Other than the colors of the fields and foliage, it was like spring or summer this morning with warm sunshine and blue skies. I left Pratt late morning and drove south into Oklahoma, heading for the Salt Plains NWR. The land got noticeably more flat, as in utterly table-top flat. I remember the panhandle of Texas having this topography.
|Western Oklahoma near Salt Plains NWR|
This is Carry Nation territory, the bar-smashing zealot. There was a historical marker about her in Kiowa, Kansas where she "attacked" three saloons on June 1, 1900.
In fact, there were numerous historical markers, mostly about Native Americans and the military, but also of the the pioneers and the Santa Fe trail. And I was also near or on Route 66 occasionally. The traveler is constantly reminded of the past, all the while seeing the present in agriculture and ranching, and the oil industry with wells, rigs, storage facilities, trucks and processing plants never out of sight.
My impression remains of how arid this country was. I saw no water at all at Salt Plains except for the large Great Salt Plains Reservoir. All the creeks and marshes were dry so there were no easily seen birds other than small passerines. I drove to the VC which was closed on weekends and picked up a few free selenite crystals, one of the attractions of the refuge.
Salt Plains National Wildlife Refuge is the only known site in the world where unique selenite crystals with hourglass inclusions are found. Because these crystals form in wet soil, sand and clay, particles are included within the crystal giving them their unique "hourglass" shape inside.
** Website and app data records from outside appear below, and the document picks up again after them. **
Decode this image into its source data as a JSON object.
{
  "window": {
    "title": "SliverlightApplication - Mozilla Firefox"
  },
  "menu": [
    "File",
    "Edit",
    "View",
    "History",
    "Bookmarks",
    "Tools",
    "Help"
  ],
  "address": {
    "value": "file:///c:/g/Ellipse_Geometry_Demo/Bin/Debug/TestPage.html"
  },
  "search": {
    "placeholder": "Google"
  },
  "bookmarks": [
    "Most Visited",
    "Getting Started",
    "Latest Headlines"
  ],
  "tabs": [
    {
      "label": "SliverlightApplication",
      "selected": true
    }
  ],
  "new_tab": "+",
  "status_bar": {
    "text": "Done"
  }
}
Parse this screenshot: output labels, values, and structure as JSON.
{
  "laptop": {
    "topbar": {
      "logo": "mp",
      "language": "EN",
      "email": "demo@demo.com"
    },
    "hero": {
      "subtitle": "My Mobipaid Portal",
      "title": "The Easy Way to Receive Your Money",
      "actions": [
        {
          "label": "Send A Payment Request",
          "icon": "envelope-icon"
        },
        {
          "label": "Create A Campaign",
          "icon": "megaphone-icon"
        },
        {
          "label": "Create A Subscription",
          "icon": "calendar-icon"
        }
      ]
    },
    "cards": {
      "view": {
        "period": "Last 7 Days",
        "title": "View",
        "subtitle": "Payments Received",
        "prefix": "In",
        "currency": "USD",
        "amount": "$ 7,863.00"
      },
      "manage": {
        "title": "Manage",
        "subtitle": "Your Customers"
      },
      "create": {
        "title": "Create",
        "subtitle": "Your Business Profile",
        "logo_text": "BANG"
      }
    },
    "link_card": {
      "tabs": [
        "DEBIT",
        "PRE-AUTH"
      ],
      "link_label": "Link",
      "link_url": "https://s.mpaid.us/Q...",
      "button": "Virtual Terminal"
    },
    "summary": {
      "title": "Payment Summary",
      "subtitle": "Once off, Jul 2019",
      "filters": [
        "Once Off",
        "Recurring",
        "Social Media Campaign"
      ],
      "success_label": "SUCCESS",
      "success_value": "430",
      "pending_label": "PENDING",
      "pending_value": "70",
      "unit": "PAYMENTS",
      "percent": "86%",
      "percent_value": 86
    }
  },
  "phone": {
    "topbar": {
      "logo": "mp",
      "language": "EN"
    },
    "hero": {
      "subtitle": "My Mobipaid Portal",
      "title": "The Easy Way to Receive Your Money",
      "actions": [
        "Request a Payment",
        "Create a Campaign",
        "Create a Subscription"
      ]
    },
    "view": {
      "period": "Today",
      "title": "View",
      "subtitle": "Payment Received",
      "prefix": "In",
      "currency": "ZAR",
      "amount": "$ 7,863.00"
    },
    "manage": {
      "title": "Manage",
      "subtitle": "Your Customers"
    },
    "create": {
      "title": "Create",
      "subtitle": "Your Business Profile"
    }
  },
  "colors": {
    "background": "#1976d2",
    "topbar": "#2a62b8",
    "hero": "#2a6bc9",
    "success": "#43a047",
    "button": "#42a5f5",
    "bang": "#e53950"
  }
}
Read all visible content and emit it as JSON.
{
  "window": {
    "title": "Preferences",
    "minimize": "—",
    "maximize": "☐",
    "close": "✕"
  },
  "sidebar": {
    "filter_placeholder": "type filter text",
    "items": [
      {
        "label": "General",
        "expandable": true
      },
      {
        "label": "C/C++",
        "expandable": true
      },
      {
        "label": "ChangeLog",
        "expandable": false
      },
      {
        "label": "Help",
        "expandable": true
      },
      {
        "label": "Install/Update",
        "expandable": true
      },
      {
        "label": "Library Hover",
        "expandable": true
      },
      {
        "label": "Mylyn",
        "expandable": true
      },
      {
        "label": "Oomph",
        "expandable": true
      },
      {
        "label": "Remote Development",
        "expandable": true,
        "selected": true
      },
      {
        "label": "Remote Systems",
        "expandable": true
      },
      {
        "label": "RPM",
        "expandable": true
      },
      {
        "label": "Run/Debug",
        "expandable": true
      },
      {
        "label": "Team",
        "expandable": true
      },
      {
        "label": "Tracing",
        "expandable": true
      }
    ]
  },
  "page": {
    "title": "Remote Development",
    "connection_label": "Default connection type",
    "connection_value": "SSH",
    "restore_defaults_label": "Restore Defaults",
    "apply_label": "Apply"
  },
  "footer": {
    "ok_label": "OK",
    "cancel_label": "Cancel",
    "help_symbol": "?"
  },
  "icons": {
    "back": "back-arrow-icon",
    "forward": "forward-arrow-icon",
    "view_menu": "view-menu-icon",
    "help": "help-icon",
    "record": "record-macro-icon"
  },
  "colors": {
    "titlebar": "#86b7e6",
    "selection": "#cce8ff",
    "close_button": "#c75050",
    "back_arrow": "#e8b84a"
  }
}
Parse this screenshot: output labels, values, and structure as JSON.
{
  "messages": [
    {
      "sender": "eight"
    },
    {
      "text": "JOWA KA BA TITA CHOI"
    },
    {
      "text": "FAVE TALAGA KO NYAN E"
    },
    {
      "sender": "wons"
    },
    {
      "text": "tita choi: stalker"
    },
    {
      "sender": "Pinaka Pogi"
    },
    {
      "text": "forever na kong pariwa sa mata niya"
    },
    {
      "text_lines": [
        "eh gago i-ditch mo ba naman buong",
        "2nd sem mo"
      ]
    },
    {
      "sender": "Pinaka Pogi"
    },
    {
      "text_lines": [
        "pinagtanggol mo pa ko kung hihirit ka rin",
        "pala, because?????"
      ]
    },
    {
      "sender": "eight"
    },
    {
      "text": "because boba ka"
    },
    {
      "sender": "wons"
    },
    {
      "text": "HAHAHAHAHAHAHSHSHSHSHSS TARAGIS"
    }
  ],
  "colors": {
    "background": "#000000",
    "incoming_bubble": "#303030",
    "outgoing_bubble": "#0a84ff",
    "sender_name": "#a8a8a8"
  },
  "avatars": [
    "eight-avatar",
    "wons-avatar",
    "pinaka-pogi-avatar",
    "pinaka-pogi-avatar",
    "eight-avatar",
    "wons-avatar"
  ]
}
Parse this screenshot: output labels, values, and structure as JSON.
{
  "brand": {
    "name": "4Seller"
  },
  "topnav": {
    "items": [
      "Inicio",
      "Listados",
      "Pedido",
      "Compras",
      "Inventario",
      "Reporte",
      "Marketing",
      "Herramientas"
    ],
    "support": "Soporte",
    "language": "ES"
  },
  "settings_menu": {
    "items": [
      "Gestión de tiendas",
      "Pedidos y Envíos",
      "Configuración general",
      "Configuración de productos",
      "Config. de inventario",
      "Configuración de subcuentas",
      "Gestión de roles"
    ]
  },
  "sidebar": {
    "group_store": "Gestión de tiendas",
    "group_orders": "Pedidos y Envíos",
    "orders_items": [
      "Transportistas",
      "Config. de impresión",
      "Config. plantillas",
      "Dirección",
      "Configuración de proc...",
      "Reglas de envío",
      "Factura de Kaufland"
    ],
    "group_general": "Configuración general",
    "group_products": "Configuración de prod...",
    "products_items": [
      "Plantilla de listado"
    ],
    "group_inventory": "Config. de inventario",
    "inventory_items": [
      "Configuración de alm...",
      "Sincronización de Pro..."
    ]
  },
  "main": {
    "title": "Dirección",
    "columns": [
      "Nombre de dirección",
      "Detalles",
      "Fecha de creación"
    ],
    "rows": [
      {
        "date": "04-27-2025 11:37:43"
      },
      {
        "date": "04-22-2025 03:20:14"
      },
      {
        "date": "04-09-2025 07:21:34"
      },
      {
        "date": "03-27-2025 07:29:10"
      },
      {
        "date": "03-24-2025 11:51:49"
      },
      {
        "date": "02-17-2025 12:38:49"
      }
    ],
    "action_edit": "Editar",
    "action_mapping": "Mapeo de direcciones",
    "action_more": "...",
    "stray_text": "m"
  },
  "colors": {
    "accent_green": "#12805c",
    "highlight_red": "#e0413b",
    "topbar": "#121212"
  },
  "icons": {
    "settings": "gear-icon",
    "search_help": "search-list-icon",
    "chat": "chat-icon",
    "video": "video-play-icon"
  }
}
It felt like a 1950s summer Dutch Sunday afternoon at the headquarters with inactivity, warm sun and the feeling of waiting for something to happen. A sign noted an underground Tornado Shelter, which is one reason I am glad I'm in Oklahoma this time of year rather than spring.
|Salt Plains NWR - OK|
But Salt Plains does have an abundance of wildlife. While I didn't see any on the reservoir, I only saw a small part of it. The birds undoubtedly were somewhere or will be, as this is a major migratory sanctuary with as many as 400,000 birds stopping by. It is also a breeding bird sanctuary for threatened western Snowy Plovers, American Avocets, and endangered Least Terns. Whooping Cranes use this refuge and geese alone can number 50,000. The birds come because of the water but also the food sources - the invertebrates, like salt brine flies that breed in the saline habitat. (I also saw these in thick clouds along the causeway to Antelope Island in Utah in the Great Salt Lake.)
But, I wondered if the dry marshes were a seasonal event or a man-made one? The auto route meandered through shrubs and mature trees, including Eastern Redcedars laden with their distinctive berry-like bluish fruit. (This cedar is actually a juniper BTW, and is an invasive species out here, spread by birds.)
I read that: "Tony Holthuijzen, a biologist who studied cedar waxwings – named for their fondness for eastern redcedar berries – found that it takes 12 minutes for a redcedar seed to pass through the digestive system of a cedar waxwing."
Trivia of the day...
I considered camping here but it was too early to stop, so went on south to Weatherford, a staging stop for the large Wichita Mountains NWR to the south. There was a Walmart on the edge of town. I walked a bit noting a lot of plastic trash in the adjacent fields but also a grand sunset. Perhaps Walmart could hire one person just to pick up the litter, generating local goodwill, in addition to doing the right thing since most of it comes from their stores.
Along the route today, I passed an area with wind turbines in the process of installation:
|Blades of a wind turbine waiting for installation...|